LOS ANGELES — It was 6 a.m. on August 19, 1964, when the phone rang in the Los Angeles apartment of Ivor Davis, the young West Coast correspondent for London’s Daily Express, circulation 4 million.
On the other end was the paper’s foreign editor, who told Davis to drive to the airport and catch the 11 a.m. flight to San Francisco. His assignment was to cover that evening’s gig at the Cow Palace by a hot British pop group called the Beatles.
For Davis and the band, it would be the start of a whirlwhind 34-day, 24-city tour across the United States and Canada.

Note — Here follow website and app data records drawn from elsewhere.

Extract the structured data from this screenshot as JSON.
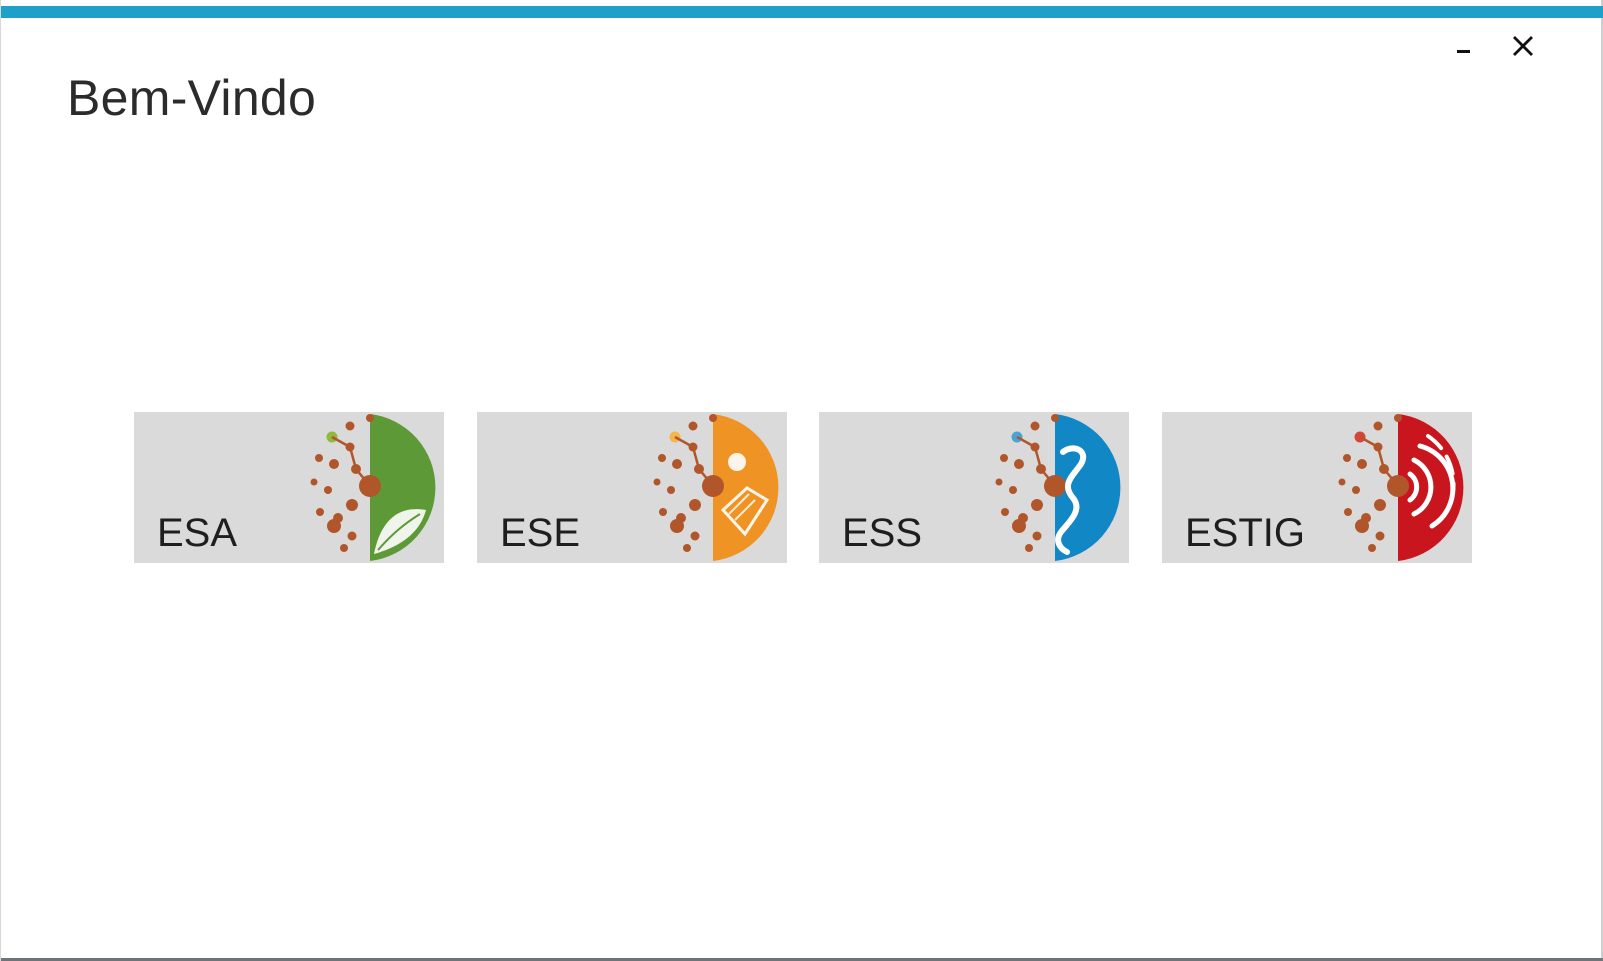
{
  "window": {
    "title": "Bem-Vindo",
    "accent_color": "#1ea0c8",
    "controls": {
      "minimize_icon": "minimize-icon",
      "close_icon": "close-icon"
    }
  },
  "schools": [
    {
      "label": "ESA",
      "color": "#5d9a37",
      "emblem": "leaf-icon"
    },
    {
      "label": "ESE",
      "color": "#ef9325",
      "emblem": "book-icon"
    },
    {
      "label": "ESS",
      "color": "#1187c6",
      "emblem": "serpent-icon"
    },
    {
      "label": "ESTIG",
      "color": "#c8151e",
      "emblem": "signal-waves-icon"
    }
  ],
  "dot_color": "#b1562a"
}
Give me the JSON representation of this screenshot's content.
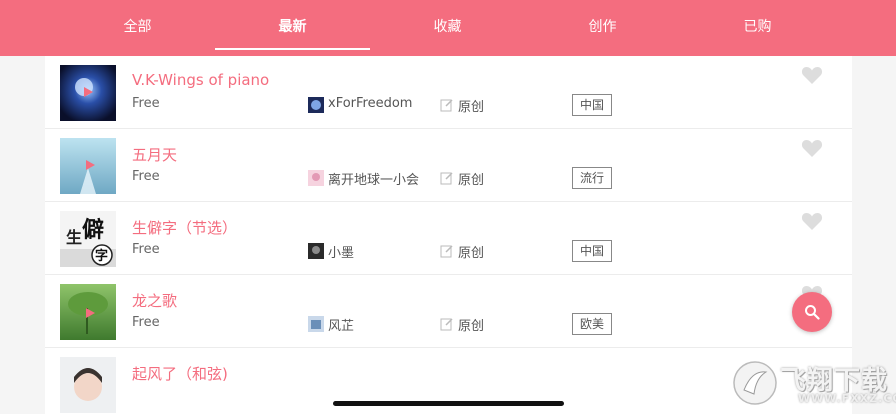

“I had unfettered access to the boys ... I lived and ate with them, played cards and Monopoly until the early hours of the morning,” Davis recalled. “I was there when they popped pills, talked candidly about their passions … and how they coped with the revolving door of women that was the inevitable result of their perch as global sex symbols.”